A second study from researchers in France looked at a PD-1 inhibitor as a second- or third-line treatment for relapsed mesothelioma. At 12 weeks, cancer had either shrank or held steady in 44 percent of patients who received the immunotherapy drug nivolumab and in 50 percent of those who received nivolumab with ipilimumab. Patients in both groups had better survival than is typical for this disease.
“Immunotherapy is expanding beyond melanoma to other cancers that are difficult to treat and often resistant to our usual chemotherapies,” says Sabel, who was not involved in the research. “We’ve been studying immunotherapy for decades. It’s taken a long time to get to this point. But now that we have a better basic science understanding of how T-cells operate, it’s leading to improvements in patient outcomes.”
In addition, U-M Cancer Center oncologists shared data on clinical trials testing immunotherapy treatments in urothelial and lung cancer.
Smith presented preliminary data using two types of immunotherapy drugs in combination for urothelial cancer.
“A significant number of patients had dramatic responses with dramatic reduction in tumors.
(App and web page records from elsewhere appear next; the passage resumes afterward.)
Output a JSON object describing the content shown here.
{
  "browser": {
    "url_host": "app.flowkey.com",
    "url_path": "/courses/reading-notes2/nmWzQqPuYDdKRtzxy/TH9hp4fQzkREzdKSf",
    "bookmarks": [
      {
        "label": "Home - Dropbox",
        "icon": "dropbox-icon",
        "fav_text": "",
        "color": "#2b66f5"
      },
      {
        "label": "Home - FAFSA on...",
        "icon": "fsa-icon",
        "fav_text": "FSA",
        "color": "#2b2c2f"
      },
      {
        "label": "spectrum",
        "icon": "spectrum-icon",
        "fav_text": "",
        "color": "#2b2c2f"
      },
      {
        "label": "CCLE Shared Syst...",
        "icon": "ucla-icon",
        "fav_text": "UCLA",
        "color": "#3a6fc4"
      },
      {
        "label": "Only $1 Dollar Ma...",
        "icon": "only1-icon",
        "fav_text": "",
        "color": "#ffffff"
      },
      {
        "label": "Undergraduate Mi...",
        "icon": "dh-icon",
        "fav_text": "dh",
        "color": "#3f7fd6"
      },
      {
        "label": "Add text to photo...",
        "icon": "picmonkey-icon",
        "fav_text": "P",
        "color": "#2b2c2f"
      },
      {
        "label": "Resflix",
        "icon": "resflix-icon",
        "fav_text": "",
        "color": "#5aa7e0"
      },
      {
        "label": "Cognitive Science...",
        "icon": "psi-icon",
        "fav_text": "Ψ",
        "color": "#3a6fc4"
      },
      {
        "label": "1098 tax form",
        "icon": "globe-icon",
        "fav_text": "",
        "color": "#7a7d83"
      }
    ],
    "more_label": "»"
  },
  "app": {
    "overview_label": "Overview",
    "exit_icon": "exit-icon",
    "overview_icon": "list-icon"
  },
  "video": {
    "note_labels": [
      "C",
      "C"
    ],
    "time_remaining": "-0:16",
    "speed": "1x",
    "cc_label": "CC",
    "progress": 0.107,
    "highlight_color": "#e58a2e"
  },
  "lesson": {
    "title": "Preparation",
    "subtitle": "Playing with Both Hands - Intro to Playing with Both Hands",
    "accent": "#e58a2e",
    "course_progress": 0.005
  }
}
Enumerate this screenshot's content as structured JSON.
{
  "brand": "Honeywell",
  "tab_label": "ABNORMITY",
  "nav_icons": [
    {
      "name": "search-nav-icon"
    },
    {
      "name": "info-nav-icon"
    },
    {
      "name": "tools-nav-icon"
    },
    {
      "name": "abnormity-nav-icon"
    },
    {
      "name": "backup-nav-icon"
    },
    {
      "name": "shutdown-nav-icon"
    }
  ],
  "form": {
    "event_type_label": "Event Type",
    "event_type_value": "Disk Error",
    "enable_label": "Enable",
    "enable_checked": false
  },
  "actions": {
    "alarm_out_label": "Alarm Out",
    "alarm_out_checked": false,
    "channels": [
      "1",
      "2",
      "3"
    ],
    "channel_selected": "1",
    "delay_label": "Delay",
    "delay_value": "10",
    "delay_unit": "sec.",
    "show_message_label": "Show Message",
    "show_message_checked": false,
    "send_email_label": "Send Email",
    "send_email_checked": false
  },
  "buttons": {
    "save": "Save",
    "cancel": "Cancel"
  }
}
The combination of epacadostat and pembrolizumab is active in urothelial cancer, and our findings support developing a phase 3 trial,” Smith says.
Shirish Gadgeel, MBBS, clinical professor of hematology/oncology at Michigan Medicine, shared findings of a trial testing pembrolizumab as a maintenance therapy in small cell lung cancer. While the trial did not improve survival, a subset of patients had benefit.
“We need to define biomarkers to identify that subset of patients who might respond,” Gadgeel says.
Smith also chaired a symposium called “‘Check’ This Out: The Step Beyond PD-1 Blockade,” which featured three additional immunotherapy abstracts.
Determining when a patient with breast cancer needs to have additional surgery is a major concern for ensuring good outcomes. But the fear of additional surgery can also lead many women to opt for mastectomy instead of breast-conserving lumpectomy.
In 2014, two major oncology societies published guidelines to help define and limit the negative margin — a portion of tissue with no cancerous cells. Since then, rates of additional surgery after initial lumpectomy have decreased, leading to an increase in the lumpectomy rate and a decrease in mastectomy rates, a new study finds.
The research was presented at ASCO by Monica Morrow, M.D., at Memorial Sloan Kettering Cancer Center, and was published in JAMA Oncology.
“The results of our study underscore a sea change in clinician culture, increasingly committed to harnessing precision medicine to reduce the burden of cancer treatment,” says co-senior study author Steven J. Katz, M.D., MPH, professor of medicine and of health management and policy at Michigan Medicine.
Researchers found the rate of lumpectomy as the definitive surgical procedure rose by 13 percent. Rates of single mastectomy decreased from 27 percent before the guidelines to 18 percent after. And rates of bilateral mastectomy also fell, from 21 percent before the guidelines to 16 percent after. Overall, the rate of patients requiring additional surgery after lumpectomy declined by 16 percent.
The study illustrates that guidelines can be an effective, low-cost approach to addressing clinical controversies.
“These consensus guidelines sought to reduce overtreatment of breast cancer by making it clear when to avoid additional surgery after an attempt at breast conservation,” says co-senior study author Reshma Jagsi, M.D., D.Phil., deputy chair and professor of radiation oncology at Michigan Medicine.
“Our study found decreasing rates of additional surgery and mastectomy after the guideline was published, demonstrating the tremendous power that clinical practice guidelines can have in changing outcomes for patients."